- Technological advancements: The development of early string instruments also spurred technological advancements in instrument making, such as the development of the bow and the refinement of the guitar. These advancements have had a lasting impact on the design and construction of stringed instruments, and have helped to shape the sound and versatility of modern instruments.
Overall, the impact of early string instruments on modern music is vast and far-reaching, and their legacy can be heard in the music of today. By exploring the origins and development of these instruments, we can gain a deeper understanding of the history and evolution of music as a whole.
The Future of String Instruments: Exploring New Horizons
Innovative Materials and Technologies
As technology continues to advance, the future of string instruments is likely to involve the use of innovative materials and technologies. Some potential developments in this area include:
- Carbon Fiber: This lightweight, strong material is already used in the construction of many modern instruments, including violins and cellos. In the future, carbon fiber may be used to create even more durable and responsive instruments.
- Nanomaterials: Researchers are exploring the use of nanomaterials, such as carbon nanotubes and graphene, to create new types of strings and other components. These materials have unique properties that could lead to significant improvements in the performance of string instruments.
Virtual and Augmented Reality
Virtual and augmented reality technologies have the potential to revolutionize the way we experience music, including string instruments. In the future, musicians may be able to use VR and AR to create immersive performances, collaborate with other musicians in real-time, and even create new types of musical experiences.

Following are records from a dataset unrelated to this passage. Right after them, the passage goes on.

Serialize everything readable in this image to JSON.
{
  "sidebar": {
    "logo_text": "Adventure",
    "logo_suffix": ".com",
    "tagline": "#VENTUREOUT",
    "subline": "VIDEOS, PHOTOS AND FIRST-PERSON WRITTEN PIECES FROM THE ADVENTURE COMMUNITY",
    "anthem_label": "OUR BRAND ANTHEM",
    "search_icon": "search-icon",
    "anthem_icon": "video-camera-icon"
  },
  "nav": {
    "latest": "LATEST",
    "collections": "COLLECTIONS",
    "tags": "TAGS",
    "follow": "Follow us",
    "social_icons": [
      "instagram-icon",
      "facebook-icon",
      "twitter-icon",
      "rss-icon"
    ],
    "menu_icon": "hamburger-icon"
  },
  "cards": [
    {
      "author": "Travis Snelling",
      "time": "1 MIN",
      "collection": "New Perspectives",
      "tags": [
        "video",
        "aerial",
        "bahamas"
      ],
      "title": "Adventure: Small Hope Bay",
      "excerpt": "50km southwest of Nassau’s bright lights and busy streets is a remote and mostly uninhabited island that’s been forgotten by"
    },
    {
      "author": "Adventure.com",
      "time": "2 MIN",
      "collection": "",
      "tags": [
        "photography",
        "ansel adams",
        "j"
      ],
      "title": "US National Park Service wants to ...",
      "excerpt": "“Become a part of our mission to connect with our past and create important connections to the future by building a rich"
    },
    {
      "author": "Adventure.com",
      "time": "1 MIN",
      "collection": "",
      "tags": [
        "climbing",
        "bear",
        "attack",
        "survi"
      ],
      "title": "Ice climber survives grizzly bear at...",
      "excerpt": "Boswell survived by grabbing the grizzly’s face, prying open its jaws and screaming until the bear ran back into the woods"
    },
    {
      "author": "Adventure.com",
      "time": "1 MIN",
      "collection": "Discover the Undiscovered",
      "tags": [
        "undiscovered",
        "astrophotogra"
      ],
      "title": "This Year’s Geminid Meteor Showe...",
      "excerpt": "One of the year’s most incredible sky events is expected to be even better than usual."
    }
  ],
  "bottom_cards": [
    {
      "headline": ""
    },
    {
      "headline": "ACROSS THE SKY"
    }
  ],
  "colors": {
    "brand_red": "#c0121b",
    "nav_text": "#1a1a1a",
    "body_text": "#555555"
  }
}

Artificial Intelligence and Machine Learning
Artificial intelligence and machine learning are already being used in various aspects of music production, from composition to mixing and mastering. In the future, these technologies may be used to create new types of string instruments, or to enhance the performance of existing instruments in ways that were previously impossible.
As awareness of environmental issues grows, the future of string instruments may involve a greater focus on sustainability. This could include the use of environmentally friendly materials, as well as new technologies that reduce the environmental impact of music production.
Overall, the future of string instruments is likely to involve a combination of new technologies, innovative materials, and a continued emphasis on the artistic and expressive qualities that have made these instruments so beloved by musicians and audiences alike.
1. What are the three earliest string instruments?
The three earliest string instruments are the bowl harp, the lyre, and the musical bow. These instruments have been around for thousands of years and have played a significant role in the development of music throughout history.
2. What is a bowl harp?
A bowl harp is a stringed instrument that consists of a curved soundboard and a series of strings that are played with a bow. It is one of the oldest known stringed instruments and has been found in ancient civilizations all over the world.
3. What is a lyre?
A lyre is a stringed instrument that consists of a soundbox, two arms, and a crossbar. It is played by plucking or strumming the strings with the fingers or a plectrum. The lyre was popular in ancient Greece and was used in religious ceremonies and as a musical instrument in court and military contexts.
4. What is a musical bow?
A musical bow is a simple stringed instrument that consists of a flexible stick and a single string. It is played by plucking or rubbing the string with a small stick or other device. The musical bow is one of the simplest stringed instruments and has been used by many cultures throughout history.